* _Directions for this task_
Among the records that follow, how many lines contain the word "date"? Give the number and no other words.

* _Collected data_
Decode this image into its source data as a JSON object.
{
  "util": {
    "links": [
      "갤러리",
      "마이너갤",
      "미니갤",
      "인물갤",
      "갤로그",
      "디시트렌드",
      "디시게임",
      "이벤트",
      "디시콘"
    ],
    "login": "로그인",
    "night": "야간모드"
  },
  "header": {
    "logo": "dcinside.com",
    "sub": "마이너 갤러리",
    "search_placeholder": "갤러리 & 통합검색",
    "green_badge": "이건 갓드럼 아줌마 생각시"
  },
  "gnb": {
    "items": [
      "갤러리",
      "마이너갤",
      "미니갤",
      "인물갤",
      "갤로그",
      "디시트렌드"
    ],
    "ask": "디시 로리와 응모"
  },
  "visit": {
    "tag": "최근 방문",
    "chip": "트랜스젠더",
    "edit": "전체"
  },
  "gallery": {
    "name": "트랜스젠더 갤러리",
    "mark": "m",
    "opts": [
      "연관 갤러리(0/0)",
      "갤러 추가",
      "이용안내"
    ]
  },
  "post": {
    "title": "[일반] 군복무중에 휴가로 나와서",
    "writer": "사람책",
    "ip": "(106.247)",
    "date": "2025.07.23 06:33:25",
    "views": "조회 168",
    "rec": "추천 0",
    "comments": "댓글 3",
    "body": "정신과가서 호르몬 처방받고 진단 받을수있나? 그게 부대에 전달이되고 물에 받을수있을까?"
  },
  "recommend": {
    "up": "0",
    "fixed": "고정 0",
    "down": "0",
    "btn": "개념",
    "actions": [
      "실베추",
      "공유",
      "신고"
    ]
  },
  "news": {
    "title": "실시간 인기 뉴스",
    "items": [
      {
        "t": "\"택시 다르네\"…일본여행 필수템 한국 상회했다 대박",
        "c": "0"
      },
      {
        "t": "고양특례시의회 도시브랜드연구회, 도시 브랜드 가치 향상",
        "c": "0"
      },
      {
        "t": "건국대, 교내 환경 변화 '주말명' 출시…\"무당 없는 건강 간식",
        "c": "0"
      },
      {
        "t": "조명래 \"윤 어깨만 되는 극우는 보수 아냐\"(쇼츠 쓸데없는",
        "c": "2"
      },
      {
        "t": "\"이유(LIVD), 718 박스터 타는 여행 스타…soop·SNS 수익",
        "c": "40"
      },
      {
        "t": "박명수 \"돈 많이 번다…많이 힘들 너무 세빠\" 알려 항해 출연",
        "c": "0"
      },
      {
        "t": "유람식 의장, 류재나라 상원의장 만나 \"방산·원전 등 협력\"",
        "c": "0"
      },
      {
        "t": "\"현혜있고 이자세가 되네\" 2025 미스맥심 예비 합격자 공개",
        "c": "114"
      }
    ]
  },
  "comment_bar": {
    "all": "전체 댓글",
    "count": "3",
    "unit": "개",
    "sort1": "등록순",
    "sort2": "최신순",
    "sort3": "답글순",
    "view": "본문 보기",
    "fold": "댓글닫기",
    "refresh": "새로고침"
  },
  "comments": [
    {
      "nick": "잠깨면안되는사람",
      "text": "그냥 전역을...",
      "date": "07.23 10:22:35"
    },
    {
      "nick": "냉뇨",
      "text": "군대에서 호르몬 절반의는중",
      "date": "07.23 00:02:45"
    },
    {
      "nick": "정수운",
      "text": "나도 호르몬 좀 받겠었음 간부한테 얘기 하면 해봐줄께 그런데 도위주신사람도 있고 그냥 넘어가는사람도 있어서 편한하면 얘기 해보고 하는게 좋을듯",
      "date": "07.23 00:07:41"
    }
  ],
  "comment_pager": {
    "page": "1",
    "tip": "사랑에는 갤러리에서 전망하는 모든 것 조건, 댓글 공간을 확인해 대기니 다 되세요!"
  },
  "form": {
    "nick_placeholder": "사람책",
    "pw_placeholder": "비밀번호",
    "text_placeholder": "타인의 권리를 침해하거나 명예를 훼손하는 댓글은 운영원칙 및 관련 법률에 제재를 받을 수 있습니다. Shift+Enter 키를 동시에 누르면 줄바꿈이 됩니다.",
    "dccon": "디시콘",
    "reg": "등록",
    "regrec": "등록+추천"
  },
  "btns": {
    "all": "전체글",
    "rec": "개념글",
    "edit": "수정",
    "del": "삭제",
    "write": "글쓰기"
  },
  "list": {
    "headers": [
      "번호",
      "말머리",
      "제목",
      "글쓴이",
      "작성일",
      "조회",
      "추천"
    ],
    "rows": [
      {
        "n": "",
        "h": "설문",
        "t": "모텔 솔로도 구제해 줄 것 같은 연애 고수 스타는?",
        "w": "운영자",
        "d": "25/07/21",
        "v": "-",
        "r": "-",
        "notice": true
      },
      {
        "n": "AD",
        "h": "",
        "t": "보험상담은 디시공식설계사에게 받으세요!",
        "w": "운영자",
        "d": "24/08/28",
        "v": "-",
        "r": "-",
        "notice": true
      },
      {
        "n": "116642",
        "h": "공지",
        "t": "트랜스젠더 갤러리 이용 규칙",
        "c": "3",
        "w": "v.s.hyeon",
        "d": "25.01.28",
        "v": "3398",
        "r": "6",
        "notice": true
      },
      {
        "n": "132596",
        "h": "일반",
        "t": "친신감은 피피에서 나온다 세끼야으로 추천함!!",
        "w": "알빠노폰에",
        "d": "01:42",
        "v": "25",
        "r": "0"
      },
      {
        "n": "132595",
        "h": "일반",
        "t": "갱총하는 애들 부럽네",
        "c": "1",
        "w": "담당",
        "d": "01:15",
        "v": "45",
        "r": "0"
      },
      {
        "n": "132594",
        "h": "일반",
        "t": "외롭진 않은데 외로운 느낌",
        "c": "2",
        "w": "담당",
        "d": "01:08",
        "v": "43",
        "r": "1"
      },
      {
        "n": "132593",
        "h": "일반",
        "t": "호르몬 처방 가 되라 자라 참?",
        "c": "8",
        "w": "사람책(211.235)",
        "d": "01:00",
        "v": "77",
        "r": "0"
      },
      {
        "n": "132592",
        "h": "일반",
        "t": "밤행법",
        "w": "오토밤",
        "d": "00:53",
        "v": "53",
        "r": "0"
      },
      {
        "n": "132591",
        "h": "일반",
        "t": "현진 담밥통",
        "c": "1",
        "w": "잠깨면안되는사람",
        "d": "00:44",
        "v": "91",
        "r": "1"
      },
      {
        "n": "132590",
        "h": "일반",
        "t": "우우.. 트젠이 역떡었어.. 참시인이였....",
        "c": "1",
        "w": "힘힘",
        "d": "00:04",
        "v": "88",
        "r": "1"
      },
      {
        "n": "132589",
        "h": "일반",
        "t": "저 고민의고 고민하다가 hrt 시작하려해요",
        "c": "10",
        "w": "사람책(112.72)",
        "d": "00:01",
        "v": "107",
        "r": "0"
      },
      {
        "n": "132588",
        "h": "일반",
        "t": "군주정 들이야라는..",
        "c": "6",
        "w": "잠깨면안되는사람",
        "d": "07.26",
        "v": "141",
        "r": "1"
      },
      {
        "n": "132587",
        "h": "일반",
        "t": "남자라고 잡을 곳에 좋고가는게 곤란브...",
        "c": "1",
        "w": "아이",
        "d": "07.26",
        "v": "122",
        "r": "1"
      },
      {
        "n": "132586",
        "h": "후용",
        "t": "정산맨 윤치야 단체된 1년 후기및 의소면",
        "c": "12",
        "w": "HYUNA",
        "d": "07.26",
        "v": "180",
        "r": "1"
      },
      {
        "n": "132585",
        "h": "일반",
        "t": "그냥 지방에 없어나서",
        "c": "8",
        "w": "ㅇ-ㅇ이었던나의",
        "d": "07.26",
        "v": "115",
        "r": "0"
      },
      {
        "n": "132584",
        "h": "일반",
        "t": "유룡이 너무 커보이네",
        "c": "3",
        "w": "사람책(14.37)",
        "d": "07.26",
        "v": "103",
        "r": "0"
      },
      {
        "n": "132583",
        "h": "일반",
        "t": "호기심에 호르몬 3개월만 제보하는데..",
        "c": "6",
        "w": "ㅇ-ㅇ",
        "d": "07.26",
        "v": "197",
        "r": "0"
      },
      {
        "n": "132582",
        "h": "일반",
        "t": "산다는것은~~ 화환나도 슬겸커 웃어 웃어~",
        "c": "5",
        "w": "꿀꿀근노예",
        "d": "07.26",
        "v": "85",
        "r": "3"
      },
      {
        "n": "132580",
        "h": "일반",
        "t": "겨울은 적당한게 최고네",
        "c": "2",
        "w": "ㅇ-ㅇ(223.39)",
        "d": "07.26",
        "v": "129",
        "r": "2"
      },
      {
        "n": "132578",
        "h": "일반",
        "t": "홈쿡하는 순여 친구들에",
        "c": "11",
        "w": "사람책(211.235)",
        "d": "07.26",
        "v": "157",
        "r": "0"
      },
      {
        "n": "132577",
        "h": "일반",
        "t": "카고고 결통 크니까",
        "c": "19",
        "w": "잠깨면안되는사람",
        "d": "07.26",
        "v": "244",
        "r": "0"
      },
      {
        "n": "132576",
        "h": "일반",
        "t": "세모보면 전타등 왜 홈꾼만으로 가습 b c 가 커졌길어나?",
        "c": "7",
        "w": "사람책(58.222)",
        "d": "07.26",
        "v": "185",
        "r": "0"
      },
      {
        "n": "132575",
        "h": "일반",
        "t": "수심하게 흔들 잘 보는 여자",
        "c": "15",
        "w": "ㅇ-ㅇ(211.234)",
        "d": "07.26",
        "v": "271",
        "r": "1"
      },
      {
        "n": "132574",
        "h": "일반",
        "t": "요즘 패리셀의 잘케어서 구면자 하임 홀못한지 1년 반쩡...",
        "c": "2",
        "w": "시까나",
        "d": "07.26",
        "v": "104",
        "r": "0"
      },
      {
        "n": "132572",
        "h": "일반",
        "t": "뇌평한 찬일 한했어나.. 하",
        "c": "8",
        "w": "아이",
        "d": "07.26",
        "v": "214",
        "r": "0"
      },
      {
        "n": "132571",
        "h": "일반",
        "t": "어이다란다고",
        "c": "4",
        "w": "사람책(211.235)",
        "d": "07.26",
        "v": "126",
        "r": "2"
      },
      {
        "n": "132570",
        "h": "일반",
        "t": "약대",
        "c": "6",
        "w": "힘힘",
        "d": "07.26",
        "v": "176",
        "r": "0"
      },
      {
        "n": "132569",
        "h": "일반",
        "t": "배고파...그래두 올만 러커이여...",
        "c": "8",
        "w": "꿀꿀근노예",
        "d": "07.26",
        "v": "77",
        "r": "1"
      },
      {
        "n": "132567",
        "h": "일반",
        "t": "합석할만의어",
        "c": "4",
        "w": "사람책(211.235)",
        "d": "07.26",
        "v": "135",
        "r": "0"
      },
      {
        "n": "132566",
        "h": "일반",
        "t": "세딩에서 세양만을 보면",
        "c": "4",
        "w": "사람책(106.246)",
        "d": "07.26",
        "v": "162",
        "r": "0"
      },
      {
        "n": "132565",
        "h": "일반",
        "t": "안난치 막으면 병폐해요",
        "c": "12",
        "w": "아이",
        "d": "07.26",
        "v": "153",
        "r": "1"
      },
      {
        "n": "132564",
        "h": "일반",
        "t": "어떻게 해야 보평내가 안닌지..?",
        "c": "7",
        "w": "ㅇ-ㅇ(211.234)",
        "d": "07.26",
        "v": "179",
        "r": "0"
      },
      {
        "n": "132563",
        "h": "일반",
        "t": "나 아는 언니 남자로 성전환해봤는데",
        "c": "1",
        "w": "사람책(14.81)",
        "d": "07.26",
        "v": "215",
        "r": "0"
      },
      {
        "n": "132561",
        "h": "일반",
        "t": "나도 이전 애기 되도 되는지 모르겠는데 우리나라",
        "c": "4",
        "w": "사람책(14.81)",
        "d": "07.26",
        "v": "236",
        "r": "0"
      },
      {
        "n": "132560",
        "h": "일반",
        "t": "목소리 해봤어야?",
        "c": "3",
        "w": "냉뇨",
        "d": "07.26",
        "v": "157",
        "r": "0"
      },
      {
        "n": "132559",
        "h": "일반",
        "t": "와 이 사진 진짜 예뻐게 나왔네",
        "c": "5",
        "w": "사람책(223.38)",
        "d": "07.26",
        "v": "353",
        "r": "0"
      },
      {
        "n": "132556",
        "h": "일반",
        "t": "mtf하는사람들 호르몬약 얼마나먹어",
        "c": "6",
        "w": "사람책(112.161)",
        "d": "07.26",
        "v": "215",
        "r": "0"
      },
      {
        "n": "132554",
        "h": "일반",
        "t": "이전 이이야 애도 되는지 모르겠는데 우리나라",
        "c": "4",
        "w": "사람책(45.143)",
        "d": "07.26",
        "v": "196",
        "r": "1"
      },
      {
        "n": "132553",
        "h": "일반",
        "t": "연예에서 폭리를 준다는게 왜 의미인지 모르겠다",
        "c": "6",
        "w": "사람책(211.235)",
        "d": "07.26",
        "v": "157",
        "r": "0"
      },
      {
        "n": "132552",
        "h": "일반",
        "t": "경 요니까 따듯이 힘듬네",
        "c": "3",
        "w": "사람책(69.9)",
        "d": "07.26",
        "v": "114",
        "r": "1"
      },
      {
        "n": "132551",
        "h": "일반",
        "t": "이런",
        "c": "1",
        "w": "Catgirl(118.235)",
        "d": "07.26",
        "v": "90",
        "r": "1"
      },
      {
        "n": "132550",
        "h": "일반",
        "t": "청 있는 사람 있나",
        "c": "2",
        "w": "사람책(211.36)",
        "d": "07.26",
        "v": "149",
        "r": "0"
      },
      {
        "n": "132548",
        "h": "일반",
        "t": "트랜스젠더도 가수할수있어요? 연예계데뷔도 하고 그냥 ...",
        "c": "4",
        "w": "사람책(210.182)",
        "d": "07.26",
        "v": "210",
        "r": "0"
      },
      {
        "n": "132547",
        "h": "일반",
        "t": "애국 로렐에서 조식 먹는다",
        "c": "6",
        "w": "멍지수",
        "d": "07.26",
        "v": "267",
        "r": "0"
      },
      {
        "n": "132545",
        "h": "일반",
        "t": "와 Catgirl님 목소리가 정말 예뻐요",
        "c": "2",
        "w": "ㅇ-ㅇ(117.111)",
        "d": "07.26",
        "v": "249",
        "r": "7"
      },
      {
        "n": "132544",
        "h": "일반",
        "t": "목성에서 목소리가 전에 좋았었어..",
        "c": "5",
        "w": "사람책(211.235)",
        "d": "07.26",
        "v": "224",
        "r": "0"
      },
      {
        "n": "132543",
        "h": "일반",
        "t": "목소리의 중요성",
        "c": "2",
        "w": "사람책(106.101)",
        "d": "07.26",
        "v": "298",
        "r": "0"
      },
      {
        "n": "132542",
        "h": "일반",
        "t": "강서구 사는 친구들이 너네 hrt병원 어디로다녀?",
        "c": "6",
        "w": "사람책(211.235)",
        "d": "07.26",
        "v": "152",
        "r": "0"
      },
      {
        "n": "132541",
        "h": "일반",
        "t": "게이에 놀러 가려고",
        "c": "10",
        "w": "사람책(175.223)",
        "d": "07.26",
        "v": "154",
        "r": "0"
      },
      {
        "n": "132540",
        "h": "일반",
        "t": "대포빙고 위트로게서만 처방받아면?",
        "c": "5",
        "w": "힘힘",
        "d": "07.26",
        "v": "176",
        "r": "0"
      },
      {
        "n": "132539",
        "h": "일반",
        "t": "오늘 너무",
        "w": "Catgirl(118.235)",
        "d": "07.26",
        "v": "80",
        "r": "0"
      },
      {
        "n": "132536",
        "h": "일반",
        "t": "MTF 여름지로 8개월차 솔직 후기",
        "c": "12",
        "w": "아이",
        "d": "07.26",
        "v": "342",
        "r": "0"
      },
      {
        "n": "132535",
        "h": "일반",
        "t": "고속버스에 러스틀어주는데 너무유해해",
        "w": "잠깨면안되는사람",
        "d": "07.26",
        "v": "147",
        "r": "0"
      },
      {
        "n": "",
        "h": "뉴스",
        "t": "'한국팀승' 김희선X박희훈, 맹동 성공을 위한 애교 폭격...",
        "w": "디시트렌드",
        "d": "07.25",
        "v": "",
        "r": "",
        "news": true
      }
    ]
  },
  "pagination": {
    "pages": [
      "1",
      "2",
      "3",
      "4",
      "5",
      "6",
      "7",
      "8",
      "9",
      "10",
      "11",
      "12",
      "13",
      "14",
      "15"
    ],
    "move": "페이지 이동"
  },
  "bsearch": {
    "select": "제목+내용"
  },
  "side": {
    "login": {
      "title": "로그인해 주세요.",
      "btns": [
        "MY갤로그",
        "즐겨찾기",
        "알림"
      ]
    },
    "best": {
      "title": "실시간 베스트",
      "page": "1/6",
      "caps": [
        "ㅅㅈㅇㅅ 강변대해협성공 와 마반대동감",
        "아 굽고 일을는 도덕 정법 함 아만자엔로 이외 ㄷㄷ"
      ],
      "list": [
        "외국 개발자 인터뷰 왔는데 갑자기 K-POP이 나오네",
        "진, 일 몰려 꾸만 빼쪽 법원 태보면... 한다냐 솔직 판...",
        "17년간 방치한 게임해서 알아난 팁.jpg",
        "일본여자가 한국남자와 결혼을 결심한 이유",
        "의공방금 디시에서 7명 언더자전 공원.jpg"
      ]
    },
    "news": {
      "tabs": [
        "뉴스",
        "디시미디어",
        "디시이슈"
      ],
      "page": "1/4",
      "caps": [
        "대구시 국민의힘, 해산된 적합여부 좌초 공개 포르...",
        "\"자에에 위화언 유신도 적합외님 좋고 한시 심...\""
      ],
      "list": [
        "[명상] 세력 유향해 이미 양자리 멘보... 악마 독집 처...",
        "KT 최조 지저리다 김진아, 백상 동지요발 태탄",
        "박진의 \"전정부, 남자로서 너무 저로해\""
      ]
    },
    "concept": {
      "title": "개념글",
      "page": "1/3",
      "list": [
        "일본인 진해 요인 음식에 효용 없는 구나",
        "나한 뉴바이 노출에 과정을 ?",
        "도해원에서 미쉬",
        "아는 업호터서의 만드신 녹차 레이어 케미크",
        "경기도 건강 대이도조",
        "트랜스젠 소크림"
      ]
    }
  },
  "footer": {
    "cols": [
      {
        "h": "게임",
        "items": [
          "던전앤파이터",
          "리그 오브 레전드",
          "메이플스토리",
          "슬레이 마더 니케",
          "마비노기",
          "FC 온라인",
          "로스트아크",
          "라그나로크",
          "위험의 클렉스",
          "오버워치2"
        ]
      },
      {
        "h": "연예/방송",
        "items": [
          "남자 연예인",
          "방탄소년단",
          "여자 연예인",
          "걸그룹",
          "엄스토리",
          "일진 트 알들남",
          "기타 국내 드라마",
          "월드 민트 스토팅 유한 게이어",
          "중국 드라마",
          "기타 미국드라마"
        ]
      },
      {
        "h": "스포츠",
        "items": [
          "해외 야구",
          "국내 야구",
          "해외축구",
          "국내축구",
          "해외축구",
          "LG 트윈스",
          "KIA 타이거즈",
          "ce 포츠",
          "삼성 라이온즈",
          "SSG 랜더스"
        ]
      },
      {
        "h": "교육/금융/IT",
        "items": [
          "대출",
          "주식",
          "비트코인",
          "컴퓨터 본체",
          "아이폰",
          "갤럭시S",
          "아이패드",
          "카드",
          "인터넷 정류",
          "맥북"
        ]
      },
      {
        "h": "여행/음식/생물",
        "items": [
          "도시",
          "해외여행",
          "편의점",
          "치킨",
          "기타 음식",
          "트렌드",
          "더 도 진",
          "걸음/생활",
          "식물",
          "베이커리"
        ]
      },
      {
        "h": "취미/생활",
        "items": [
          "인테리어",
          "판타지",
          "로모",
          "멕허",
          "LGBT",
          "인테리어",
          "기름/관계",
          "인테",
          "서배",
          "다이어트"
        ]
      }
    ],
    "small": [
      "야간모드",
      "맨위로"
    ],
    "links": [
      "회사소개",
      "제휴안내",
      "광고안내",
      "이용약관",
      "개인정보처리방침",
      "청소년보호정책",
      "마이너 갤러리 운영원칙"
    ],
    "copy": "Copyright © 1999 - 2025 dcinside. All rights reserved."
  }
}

* _Your response_
4